In addition to using a TV tuner with ATSC support, you must make sure it will work with Windows 7. If you cannot obtain Windows 7-specific drivers for your TV tuner, keep in mind that Windows Vista drivers also work in Windows 7. However, if the tuner is supported only by Windows XP drivers, you will not be able to use it.
Whether you have just purchased a TV tuner or are using an existing one, be sure to check with the vendor for updated drivers. Note that some vendors still have links to their Windows Vista drivers on a separate web page from other driver downloads.
If you're already receiving ATSC signals on an HDTV or a conventional TV with a digital converter box, you already know how important antenna strength and signal quality are. If you have a weak digital TV signal, you won't have ghosting as you did with analog TV; instead, you will have a frozen picture, lack of synchronization between video and audio, or signal breakups.
The best solution is an external directional antenna; however, if you are primarily concerned about picking up local digital signals, an internal directional antenna may be acceptable. You need an antenna you can rotate to pick up the strongest signal from a digital broadcast TV tower, and the antenna needs to be powered. Look for an antenna that can store and recall settings and includes a remote control, as this will help you get the best-quality picture as you switch channels.

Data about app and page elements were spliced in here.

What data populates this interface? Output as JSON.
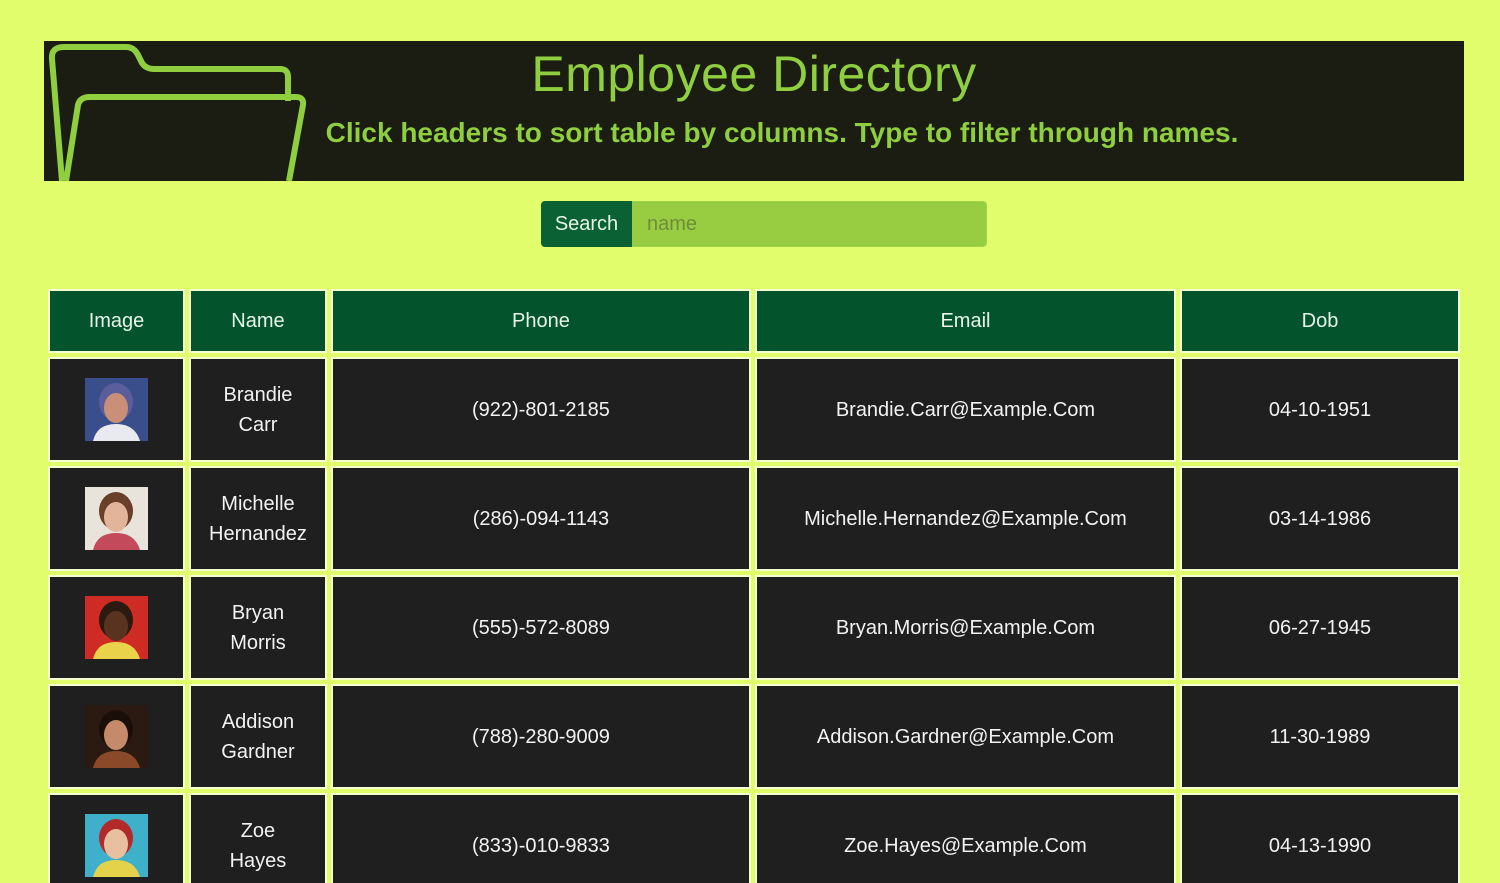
{
  "header": {
    "title": "Employee Directory",
    "subtitle": "Click headers to sort table by columns. Type to filter through names."
  },
  "search": {
    "button_label": "Search",
    "placeholder": "name",
    "value": ""
  },
  "table": {
    "columns": [
      "Image",
      "Name",
      "Phone",
      "Email",
      "Dob"
    ],
    "rows": [
      {
        "first": "Brandie",
        "last": "Carr",
        "phone": "(922)-801-2185",
        "email": "Brandie.Carr@Example.Com",
        "dob": "04-10-1951",
        "avatar": {
          "bg": "#3b4e8c",
          "skin": "#c98f78",
          "hair": "#5a5f9c",
          "accent": "#e9e9f0"
        }
      },
      {
        "first": "Michelle",
        "last": "Hernandez",
        "phone": "(286)-094-1143",
        "email": "Michelle.Hernandez@Example.Com",
        "dob": "03-14-1986",
        "avatar": {
          "bg": "#e8e4dc",
          "skin": "#e2b49a",
          "hair": "#6a3f2a",
          "accent": "#c24a5a"
        }
      },
      {
        "first": "Bryan",
        "last": "Morris",
        "phone": "(555)-572-8089",
        "email": "Bryan.Morris@Example.Com",
        "dob": "06-27-1945",
        "avatar": {
          "bg": "#cf2b25",
          "skin": "#5a3220",
          "hair": "#2a1a10",
          "accent": "#e8d34a"
        }
      },
      {
        "first": "Addison",
        "last": "Gardner",
        "phone": "(788)-280-9009",
        "email": "Addison.Gardner@Example.Com",
        "dob": "11-30-1989",
        "avatar": {
          "bg": "#2a1a12",
          "skin": "#c48a6a",
          "hair": "#1a0e08",
          "accent": "#8a4a2a"
        }
      },
      {
        "first": "Zoe",
        "last": "Hayes",
        "phone": "(833)-010-9833",
        "email": "Zoe.Hayes@Example.Com",
        "dob": "04-13-1990",
        "avatar": {
          "bg": "#3fb0c9",
          "skin": "#e8c0a0",
          "hair": "#b22a2a",
          "accent": "#e3d24a"
        }
      }
    ]
  },
  "colors": {
    "page_bg": "#e2fd6b",
    "banner_bg": "#1b1c12",
    "accent_green": "#8fcf3f",
    "header_cell": "#03532d",
    "body_cell": "#1f1f1f"
  }
}
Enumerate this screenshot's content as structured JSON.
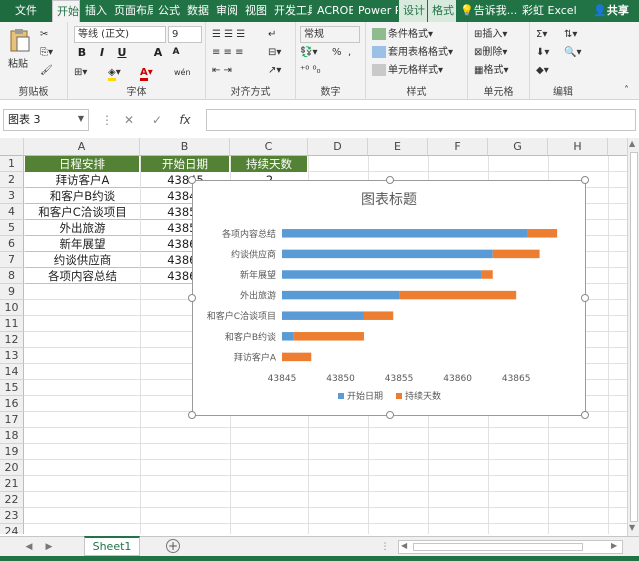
{
  "tabs": {
    "file": "文件",
    "items": [
      "开始",
      "插入",
      "页面布局",
      "公式",
      "数据",
      "审阅",
      "视图",
      "开发工具",
      "ACROBAT",
      "Power P"
    ],
    "context": [
      "设计",
      "格式"
    ],
    "tell_me": "告诉我...",
    "user": "彩虹 Excel",
    "share": "共享"
  },
  "ribbon": {
    "clipboard": {
      "label": "剪贴板",
      "paste": "粘贴"
    },
    "font": {
      "label": "字体",
      "name": "等线 (正文)",
      "size": "9",
      "bold": "B",
      "italic": "I",
      "underline": "U",
      "grow": "A",
      "shrink": "A",
      "font_color": "A",
      "phonetic": "wén"
    },
    "alignment": {
      "label": "对齐方式"
    },
    "number": {
      "label": "数字",
      "format": "常规",
      "percent": "%",
      "comma": ","
    },
    "styles": {
      "label": "样式",
      "conditional": "条件格式",
      "table": "套用表格格式",
      "cell_styles": "单元格样式"
    },
    "cells": {
      "label": "单元格",
      "insert": "插入",
      "delete": "删除",
      "format": "格式"
    },
    "editing": {
      "label": "编辑"
    }
  },
  "formula_bar": {
    "name_box": "图表 3",
    "fx": "fx",
    "value": ""
  },
  "columns": [
    "A",
    "B",
    "C",
    "D",
    "E",
    "F",
    "G",
    "H"
  ],
  "rows": [
    "1",
    "2",
    "3",
    "4",
    "5",
    "6",
    "7",
    "8",
    "9",
    "10",
    "11",
    "12",
    "13",
    "14",
    "15",
    "16",
    "17",
    "18",
    "19",
    "20",
    "21",
    "22",
    "23",
    "24"
  ],
  "table": {
    "headers": [
      "日程安排",
      "开始日期",
      "持续天数"
    ],
    "rows": [
      [
        "拜访客户A",
        "43845",
        "2"
      ],
      [
        "和客户B约谈",
        "43846",
        ""
      ],
      [
        "和客户C洽谈项目",
        "43852",
        ""
      ],
      [
        "外出旅游",
        "43854",
        ""
      ],
      [
        "新年展望",
        "43862",
        ""
      ],
      [
        "约谈供应商",
        "43863",
        ""
      ],
      [
        "各项内容总结",
        "43864",
        ""
      ]
    ]
  },
  "sheet_tab": "Sheet1",
  "chart_data": {
    "type": "bar",
    "orientation": "horizontal",
    "stacked": true,
    "title": "图表标题",
    "categories": [
      "各项内容总结",
      "约谈供应商",
      "新年展望",
      "外出旅游",
      "和客户C洽谈项目",
      "和客户B约谈",
      "拜访客户A"
    ],
    "series": [
      {
        "name": "开始日期",
        "color": "#5b9bd5",
        "values": [
          43866,
          43863,
          43862,
          43855,
          43852,
          43846,
          43845
        ]
      },
      {
        "name": "持续天数",
        "color": "#ed7d31",
        "values": [
          2.5,
          4,
          1,
          10,
          2.5,
          6,
          2.5
        ]
      }
    ],
    "xlim": [
      43845,
      43869
    ],
    "x_ticks": [
      "43845",
      "43850",
      "43855",
      "43860",
      "43865"
    ],
    "grid": false,
    "legend_position": "bottom"
  }
}
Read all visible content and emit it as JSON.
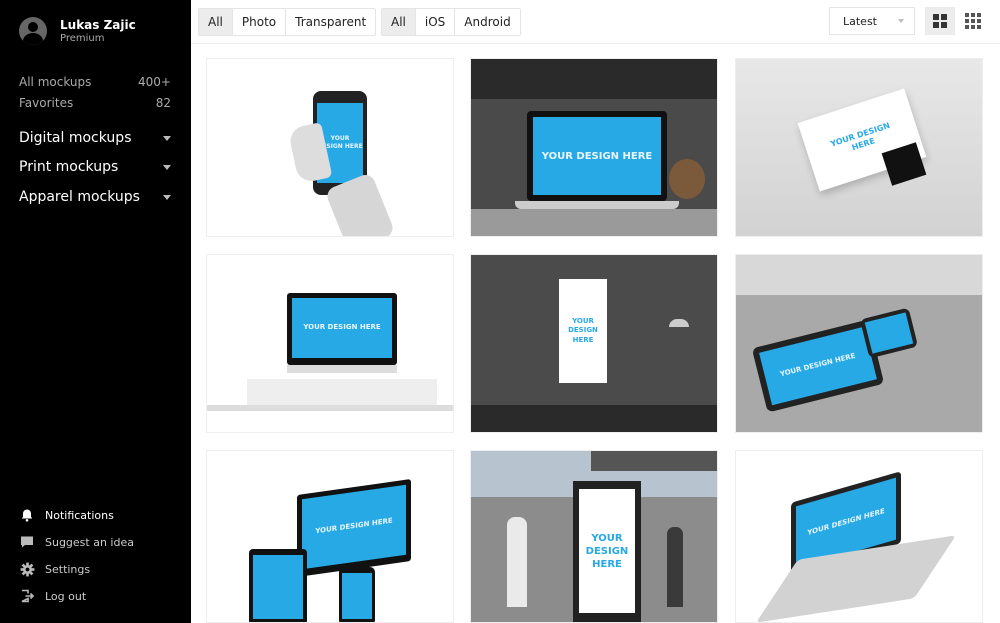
{
  "user": {
    "name": "Lukas Zajic",
    "plan": "Premium"
  },
  "sidebar": {
    "counts": [
      {
        "label": "All mockups",
        "count": "400+"
      },
      {
        "label": "Favorites",
        "count": "82"
      }
    ],
    "categories": [
      {
        "label": "Digital mockups"
      },
      {
        "label": "Print mockups"
      },
      {
        "label": "Apparel mockups"
      }
    ],
    "bottom": [
      {
        "label": "Notifications",
        "icon": "bell-icon"
      },
      {
        "label": "Suggest an idea",
        "icon": "chat-icon"
      },
      {
        "label": "Settings",
        "icon": "gear-icon"
      },
      {
        "label": "Log out",
        "icon": "logout-icon"
      }
    ]
  },
  "filters": {
    "type": [
      "All",
      "Photo",
      "Transparent"
    ],
    "platform": [
      "All",
      "iOS",
      "Android"
    ],
    "type_selected": "All",
    "platform_selected": "All"
  },
  "sort": {
    "value": "Latest"
  },
  "view_modes": [
    "grid-large-icon",
    "grid-small-icon"
  ],
  "mockup_text": "YOUR DESIGN HERE",
  "mockups": [
    {
      "device": "iphone-in-hand"
    },
    {
      "device": "macbook-desk"
    },
    {
      "device": "business-card-clip"
    },
    {
      "device": "imac-desk"
    },
    {
      "device": "poster-wall"
    },
    {
      "device": "ipad-iphone-couch"
    },
    {
      "device": "multi-device"
    },
    {
      "device": "bus-stop-billboard"
    },
    {
      "device": "macbook-gold"
    }
  ],
  "colors": {
    "accent": "#27a9e6",
    "sidebar": "#000000"
  }
}
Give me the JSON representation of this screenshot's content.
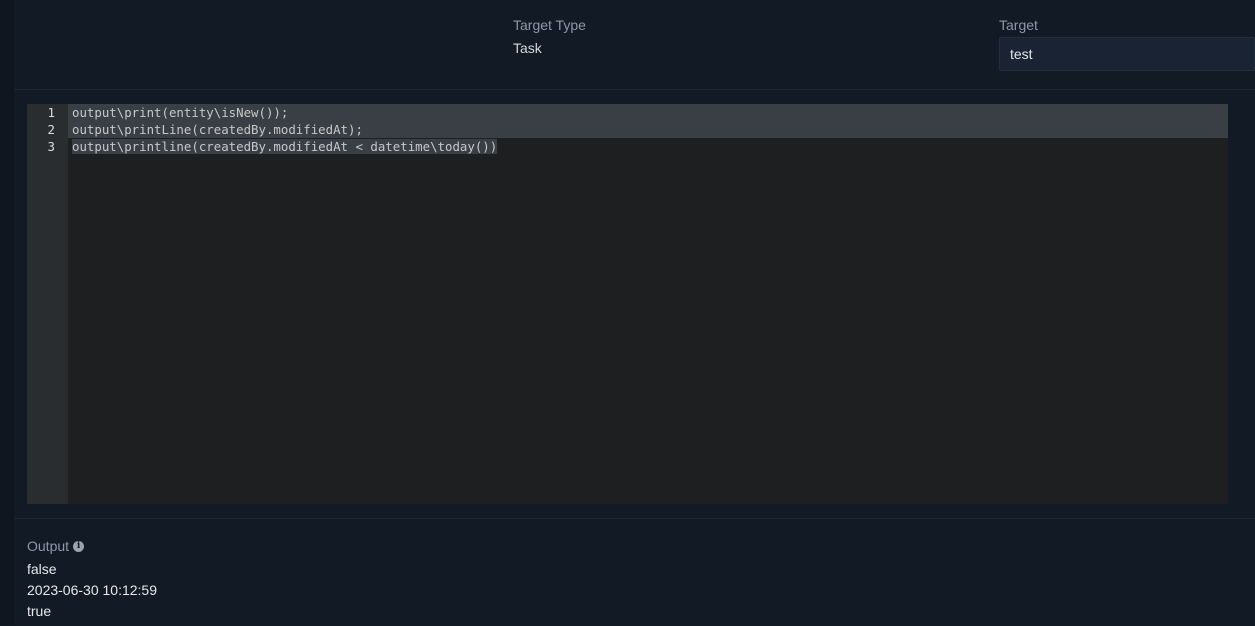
{
  "header": {
    "target_type_label": "Target Type",
    "target_type_value": "Task",
    "target_label": "Target",
    "target_input_value": "test"
  },
  "editor": {
    "line_numbers": [
      "1",
      "2",
      "3"
    ],
    "lines": [
      "output\\print(entity\\isNew());",
      "output\\printLine(createdBy.modifiedAt);",
      "output\\printline(createdBy.modifiedAt < datetime\\today())"
    ]
  },
  "output": {
    "label": "Output",
    "info_icon": "info-icon",
    "lines": [
      "false",
      "2023-06-30 10:12:59",
      "true"
    ]
  },
  "colors": {
    "background": "#121a26",
    "editor_background": "#1e1f20",
    "gutter_background": "#2a2d30",
    "selection": "#3a3e45"
  }
}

I've found the following resources to be useful in selecting and installing an antenna:
- The AntennaWeb site helps you choose the best antenna for your location based on your input, and provides a color-coded listing of nearby ATSC channels and the best type of antenna for each category of station.
- How to Install a TV Antenna provides basic tips on what you need, including when to use a pre-amp.
- Crutchfield's Choosing and Installing an Antenna for HDTV provides a useful introduction to ATSC along with links to help rural users tune in distant ATSC (HDTV) signals.
Follow the manufacturer's installation guidelines for setting up your TV tuner and antenna.